It’s not unusual for me to encounter a student whose carefully calculated, and faithfully executed practice routine (though once a reliable source of improvement) has seemed to become mysteriously ineffective. Whenever this is the case, I ask lots of questions. Not about routine and pedagogy, so much, but about thinking.
What I usually discover is a thinking process, gradually developed over the years, which has been making the routine inefficient (at best) and counterproductive (at worst).
In the simplest sense, it is a type of thinking that has become rigid, narrow, and over-focused on the mechanical details of playing, at the expense of the auditory/expressive component. The bigger picture, as it were.
The student is trying to hit his/her target (the desired result) with an ever-increasing sense of fear, tension, and over-efforting. I can easily see this manifested into bodily gestures as I observe them engage in their routine: stiff necks, narrowed shoulders, fluttering eyes, noisy breathing, etc.
What I’m seeing is their thinking.
When I ask them about what they think of whenever they play a particular exercise, the answer is never vague. They have a very specific “focus” in mind, a very specific intention. (This is part of their process.)
But it is this “focus” that has divided their attention, cutting themselves off from what they sense in their bodies, the feel of the sound inside their instrument, as well as to what they hear. And this divided attention is what’s rendering their practice routine ineffective.
As I ask more questions, I typically find that there was once a time when their thinking wasn’t so rigid and contractile as they practiced. There was once a time when their thinking was more flexible and responsive, and less anticipatory and anxious.
My job is to help them get their thinking back on track. I start doing this by helping them to become more self-aware, and then to help them soften and expand their attention as they play. In short, I help them to improve their process.
Improve Your Process
Here are a few things to keep in mind as you practice that will help you establish a more constructive process:
- Notice how you react-What do you do as you prepare to play an exercise? Where do your thoughts go? What happens in your body? Do you contract? Tighten your neck and shoulders? Lock your knees? What happens to your breathing? Where do your eyes go? See if you can play with even a bit less of this unnecessary tension, and you’ll likely be surprised by the results.

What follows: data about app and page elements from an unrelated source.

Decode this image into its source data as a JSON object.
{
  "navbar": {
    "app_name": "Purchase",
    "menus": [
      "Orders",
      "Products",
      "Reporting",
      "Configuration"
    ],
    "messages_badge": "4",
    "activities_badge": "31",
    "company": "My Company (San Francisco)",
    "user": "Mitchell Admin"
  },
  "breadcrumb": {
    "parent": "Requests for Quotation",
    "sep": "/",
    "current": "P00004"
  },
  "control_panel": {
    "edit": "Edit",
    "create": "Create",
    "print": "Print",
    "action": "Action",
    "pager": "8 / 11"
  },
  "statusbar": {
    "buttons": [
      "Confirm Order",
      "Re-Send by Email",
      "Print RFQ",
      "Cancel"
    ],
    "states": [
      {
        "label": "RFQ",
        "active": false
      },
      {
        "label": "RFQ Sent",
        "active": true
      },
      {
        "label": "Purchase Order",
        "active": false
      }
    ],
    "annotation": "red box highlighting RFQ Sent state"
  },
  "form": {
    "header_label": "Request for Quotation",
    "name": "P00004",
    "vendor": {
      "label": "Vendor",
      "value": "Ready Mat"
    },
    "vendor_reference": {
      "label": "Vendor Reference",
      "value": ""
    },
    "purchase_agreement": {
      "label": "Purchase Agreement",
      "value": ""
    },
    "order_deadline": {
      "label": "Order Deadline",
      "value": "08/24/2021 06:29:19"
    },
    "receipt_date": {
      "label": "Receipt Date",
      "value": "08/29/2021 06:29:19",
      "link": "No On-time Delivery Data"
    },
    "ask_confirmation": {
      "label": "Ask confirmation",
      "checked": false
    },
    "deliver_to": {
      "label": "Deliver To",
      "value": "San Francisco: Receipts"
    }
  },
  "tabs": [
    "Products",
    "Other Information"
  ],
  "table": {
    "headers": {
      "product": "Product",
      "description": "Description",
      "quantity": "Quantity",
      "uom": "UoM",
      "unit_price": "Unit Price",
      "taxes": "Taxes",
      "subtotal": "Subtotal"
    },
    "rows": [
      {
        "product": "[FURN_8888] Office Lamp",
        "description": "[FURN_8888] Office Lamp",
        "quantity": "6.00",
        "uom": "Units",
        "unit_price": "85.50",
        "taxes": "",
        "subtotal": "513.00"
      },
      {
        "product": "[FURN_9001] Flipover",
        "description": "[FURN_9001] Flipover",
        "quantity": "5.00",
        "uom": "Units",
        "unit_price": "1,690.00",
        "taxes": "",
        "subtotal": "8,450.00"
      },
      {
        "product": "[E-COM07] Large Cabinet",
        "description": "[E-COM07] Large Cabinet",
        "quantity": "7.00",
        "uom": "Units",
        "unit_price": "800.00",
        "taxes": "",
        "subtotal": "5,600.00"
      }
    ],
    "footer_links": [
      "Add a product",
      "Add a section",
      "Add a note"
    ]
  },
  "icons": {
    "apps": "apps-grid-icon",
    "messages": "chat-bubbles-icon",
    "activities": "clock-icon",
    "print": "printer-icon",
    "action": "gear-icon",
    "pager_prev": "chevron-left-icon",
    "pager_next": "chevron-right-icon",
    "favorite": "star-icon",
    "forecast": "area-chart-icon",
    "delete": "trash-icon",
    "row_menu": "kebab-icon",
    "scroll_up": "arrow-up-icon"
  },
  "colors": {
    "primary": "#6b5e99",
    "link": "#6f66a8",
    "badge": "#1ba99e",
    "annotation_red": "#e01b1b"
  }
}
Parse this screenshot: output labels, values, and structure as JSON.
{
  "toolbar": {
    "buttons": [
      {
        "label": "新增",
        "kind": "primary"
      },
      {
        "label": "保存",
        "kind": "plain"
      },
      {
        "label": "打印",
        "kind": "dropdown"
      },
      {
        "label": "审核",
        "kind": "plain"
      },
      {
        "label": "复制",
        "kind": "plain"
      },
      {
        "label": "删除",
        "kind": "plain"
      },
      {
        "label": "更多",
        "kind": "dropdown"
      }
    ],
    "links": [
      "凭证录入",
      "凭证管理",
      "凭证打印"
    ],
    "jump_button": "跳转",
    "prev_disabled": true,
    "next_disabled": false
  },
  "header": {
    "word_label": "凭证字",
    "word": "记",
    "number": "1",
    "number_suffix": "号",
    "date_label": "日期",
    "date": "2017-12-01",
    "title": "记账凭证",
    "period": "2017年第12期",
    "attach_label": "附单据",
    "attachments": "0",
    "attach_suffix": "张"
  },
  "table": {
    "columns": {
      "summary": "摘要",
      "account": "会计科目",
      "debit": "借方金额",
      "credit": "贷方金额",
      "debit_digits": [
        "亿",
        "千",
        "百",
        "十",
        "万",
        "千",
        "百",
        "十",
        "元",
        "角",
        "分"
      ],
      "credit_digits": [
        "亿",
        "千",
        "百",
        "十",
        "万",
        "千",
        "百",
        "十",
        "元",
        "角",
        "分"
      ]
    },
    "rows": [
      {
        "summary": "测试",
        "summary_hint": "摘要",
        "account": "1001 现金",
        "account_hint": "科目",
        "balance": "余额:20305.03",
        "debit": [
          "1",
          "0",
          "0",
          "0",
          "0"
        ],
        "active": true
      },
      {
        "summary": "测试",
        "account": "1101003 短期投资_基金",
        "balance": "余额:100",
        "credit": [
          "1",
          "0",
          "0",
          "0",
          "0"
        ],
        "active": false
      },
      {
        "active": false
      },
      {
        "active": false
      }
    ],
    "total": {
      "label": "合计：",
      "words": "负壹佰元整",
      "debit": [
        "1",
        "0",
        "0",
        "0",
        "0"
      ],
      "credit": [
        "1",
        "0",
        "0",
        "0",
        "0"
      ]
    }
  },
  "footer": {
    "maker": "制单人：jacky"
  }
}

- Give yourself permission to stop-Get comfortable with stopping, whether in the middle of an exercise or the middle of a phrase. In fact, make it a point to stop more than you normally do. Not only can you use the pause to redirect your thinking, but also, by having an active willingness to stop, you’ll keep some of your excess tension in check.
- Balance the internal and the external-It is easy to become too focused on what something feels like at the expense of what it sounds like and vice versa. There is a dance between what you imagine (your aural impression), what you sense in your body, and what you hear. Let that dance be flexible, dynamic and responsive.
- Aim toward easy-Don’t make the exercise itself your target. Make playing it with efficiency be your goal. Think of reducing effort wherever and whenever possible. (This ties into my first bullet point, above.)
- Aim toward flexible-In body and in thought. Rather than narrowing your focus, see if you can gradually expand your consciousness to integrate what you sense, think, and hear.
- Always play with clear intentions-Never practice anything mindlessly. There is never any benefit in doing so, but can be some harm. If you find your thinking slipping away as you start and exercise, STOP. Reaffirm your aim and intention with whatever you’re working on, then continue when you’re clear and ready.
- Reassess regularly-Not only your process, but each detail of your routine. Be willing to question, modify, or even throw out completely a particular exercise if it doesn’t seem to be fruitful.
So if you’d like to take your practicing to a new level, it might not be that you need a new routine. Maybe just an improved process.